      Cardoen, Brecht (2012)
      In search of an answer to the question to what degree context determines human resource management (HRM) practices, a holistic picture of contextual factors seems indispensable. However, due to ample interpretations and the vague characterization of this construct, a self-revealing definition seems impossible. In order to address this dilemma, we firstly tackle the need for a discussion on what context is and, secondly, how it is embedded in the field of international comparative Human Resource Management. We start this paper with a short summary of the Universalistic versus Contextual Perspective on the one hand, and the Convergence versus the Divergence paradigm on the other. We discuss the influence of context within both debates. Secondly, we elaborate on the mapping of the construct of context by scrutinizing the relevant literature within the international comparative HRM field. Thirdly, the link between this construct and the Cranet Network is investigated. Finally, the usefulness of the Cranet data, in light of the contextual, is discussed with the focus on future research and its practicability in further research endeavors.
    • The optimal rating philosophy for the rating of SMEs

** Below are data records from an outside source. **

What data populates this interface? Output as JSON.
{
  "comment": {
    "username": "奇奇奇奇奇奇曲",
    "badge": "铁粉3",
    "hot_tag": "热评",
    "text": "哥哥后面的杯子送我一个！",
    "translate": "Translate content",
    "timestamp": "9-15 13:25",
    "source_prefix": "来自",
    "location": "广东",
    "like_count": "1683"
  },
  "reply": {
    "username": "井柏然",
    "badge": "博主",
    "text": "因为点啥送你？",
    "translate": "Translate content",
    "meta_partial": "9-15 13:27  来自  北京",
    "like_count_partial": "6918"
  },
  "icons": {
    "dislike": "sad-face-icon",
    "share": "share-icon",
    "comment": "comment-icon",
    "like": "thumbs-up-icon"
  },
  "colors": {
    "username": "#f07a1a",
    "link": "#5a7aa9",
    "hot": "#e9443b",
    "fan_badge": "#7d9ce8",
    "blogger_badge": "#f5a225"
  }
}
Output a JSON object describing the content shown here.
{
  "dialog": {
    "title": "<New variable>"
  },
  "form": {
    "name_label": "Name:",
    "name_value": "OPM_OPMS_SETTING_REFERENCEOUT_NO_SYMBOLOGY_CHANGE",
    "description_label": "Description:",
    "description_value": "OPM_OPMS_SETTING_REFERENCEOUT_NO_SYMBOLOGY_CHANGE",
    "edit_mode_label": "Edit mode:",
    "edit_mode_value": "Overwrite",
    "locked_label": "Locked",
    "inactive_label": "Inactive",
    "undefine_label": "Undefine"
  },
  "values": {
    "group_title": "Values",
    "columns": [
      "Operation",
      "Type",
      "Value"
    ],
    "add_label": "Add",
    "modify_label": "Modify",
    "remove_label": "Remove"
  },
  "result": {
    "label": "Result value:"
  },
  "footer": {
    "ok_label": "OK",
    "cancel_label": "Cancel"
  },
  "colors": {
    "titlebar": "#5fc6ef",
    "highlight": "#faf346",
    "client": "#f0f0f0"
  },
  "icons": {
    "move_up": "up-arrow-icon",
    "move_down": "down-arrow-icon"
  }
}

      Rikkers, Frieda; Thibeault, André (2007)
      The objective of this research is to determine the optimal rating philosophy for the rating of SMEs, and to describe the consequences of the chosen philosophy on several related aspects. As to our knowledge, this is the first paper that studies the considerations of financial institutions on what rating philosophy to adopt for specific portfolios. The importance for banks to have a solid risk framework to predict credit risk of their counterparties is well reflected by the quality and the quantity of research on this subject. Moreover, a good risk framework is vital to become compliant with the new Basel II framework. Problem is that financial institutions nearly always neglect the first step in the rating model development process: the determination of the rating philosophy. It is very important for financial institutions to decide whether they want their internal rating systems to grade borrowers according to their current condition (point-in-time), or their expected condition over a cycle and in stress (through-the-cycle), because the rating philosophy influences many aspects such as: credit approval, pricing, credit and portfolio monitoring, the regulatory and internal capital requirements and the competitive position of a bank. This makes the question which rating philosophy to use very important. Moreover, many different modelling techniques exist to determine credit risk, but few attempts have been devoted to credit risk assessment of small commercial loans, although SME exposures are relatively important for European banks. SMEs have specific characteristics that influence the rating philosophy and therefore the development and use of credit risk models. These SME characteristics are taken into account in the analysis to determine the optimal rating philosophy. Keywords: rating philosophy, small business, Basel II, credit rating, banks JEL classification codes: D82, E32, G20, G28, G33
    • The options behind dark fiber or wavelength lease

      De Maeseneire, Wouter; Verbrugge, S.; Colle, D.; Pickavet, M.; Demeester, P. (2005)
    • The planned decision to transfer an entrepreneurial company

      Leroy, Hannes; Manigart, Sophie; Meuleman, Miguel (2009)